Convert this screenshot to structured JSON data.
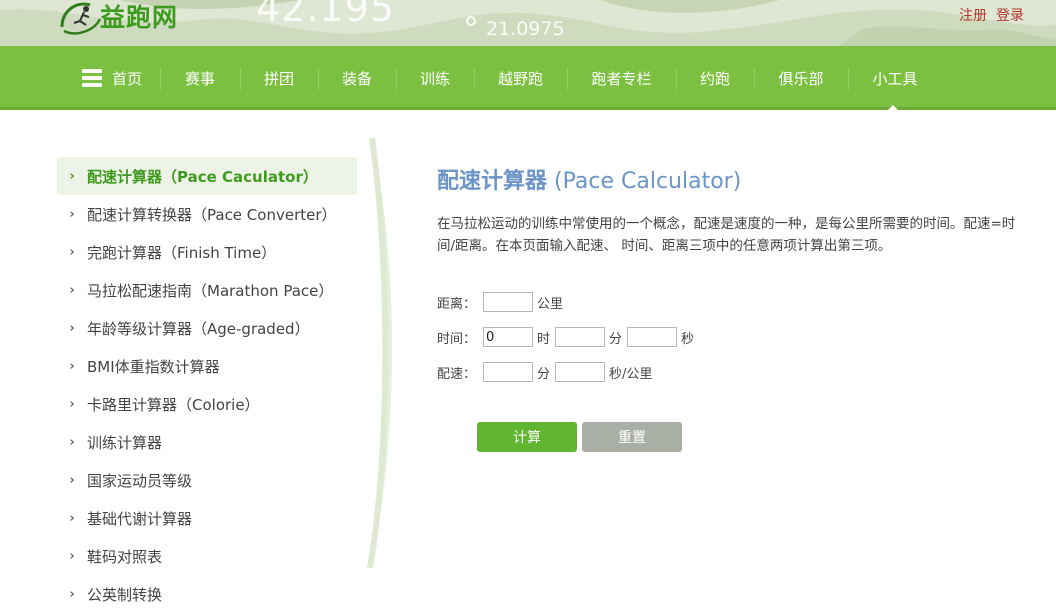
{
  "header": {
    "logo_text": "益跑网",
    "deco_big": "42.195",
    "deco_small": "21.0975",
    "register": "注册",
    "login": "登录"
  },
  "nav": {
    "items": [
      "首页",
      "赛事",
      "拼团",
      "装备",
      "训练",
      "越野跑",
      "跑者专栏",
      "约跑",
      "俱乐部",
      "小工具"
    ],
    "active": "小工具"
  },
  "sidebar": {
    "items": [
      "配速计算器（Pace Caculator）",
      "配速计算转换器（Pace Converter）",
      "完跑计算器（Finish Time）",
      "马拉松配速指南（Marathon Pace）",
      "年龄等级计算器（Age-graded）",
      "BMI体重指数计算器",
      "卡路里计算器（Colorie）",
      "训练计算器",
      "国家运动员等级",
      "基础代谢计算器",
      "鞋码对照表",
      "公英制转换"
    ],
    "active_index": 0
  },
  "main": {
    "title_cn": "配速计算器",
    "title_en": "(Pace Calculator)",
    "description": "在马拉松运动的训练中常使用的一个概念，配速是速度的一种，是每公里所需要的时间。配速=时间/距离。在本页面输入配速、 时间、距离三项中的任意两项计算出第三项。"
  },
  "form": {
    "distance_label": "距离：",
    "distance_value": "",
    "distance_unit": "公里",
    "time_label": "时间：",
    "time_hours_value": "0",
    "time_hours_unit": "时",
    "time_minutes_value": "",
    "time_minutes_unit": "分",
    "time_seconds_value": "",
    "time_seconds_unit": "秒",
    "pace_label": "配速：",
    "pace_minutes_value": "",
    "pace_minutes_unit": "分",
    "pace_seconds_value": "",
    "pace_seconds_unit": "秒/公里"
  },
  "buttons": {
    "calculate": "计算",
    "reset": "重置"
  },
  "colors": {
    "nav_green": "#7cc042",
    "brand_green": "#3f9b1f",
    "title_blue": "#6b94c7",
    "calc_button": "#5fb52d",
    "reset_button": "#a9afa4",
    "auth_red": "#b0372b"
  },
  "icons": {
    "menu": "hamburger-icon",
    "sidebar_bullet": "chevron-right-icon",
    "logo": "runner-logo-icon"
  }
}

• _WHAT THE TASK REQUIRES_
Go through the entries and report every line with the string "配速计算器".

• _RESULT OF THIS EXERCISE_
      "配速计算器（Pace Caculator）",
    "title_cn": "配速计算器",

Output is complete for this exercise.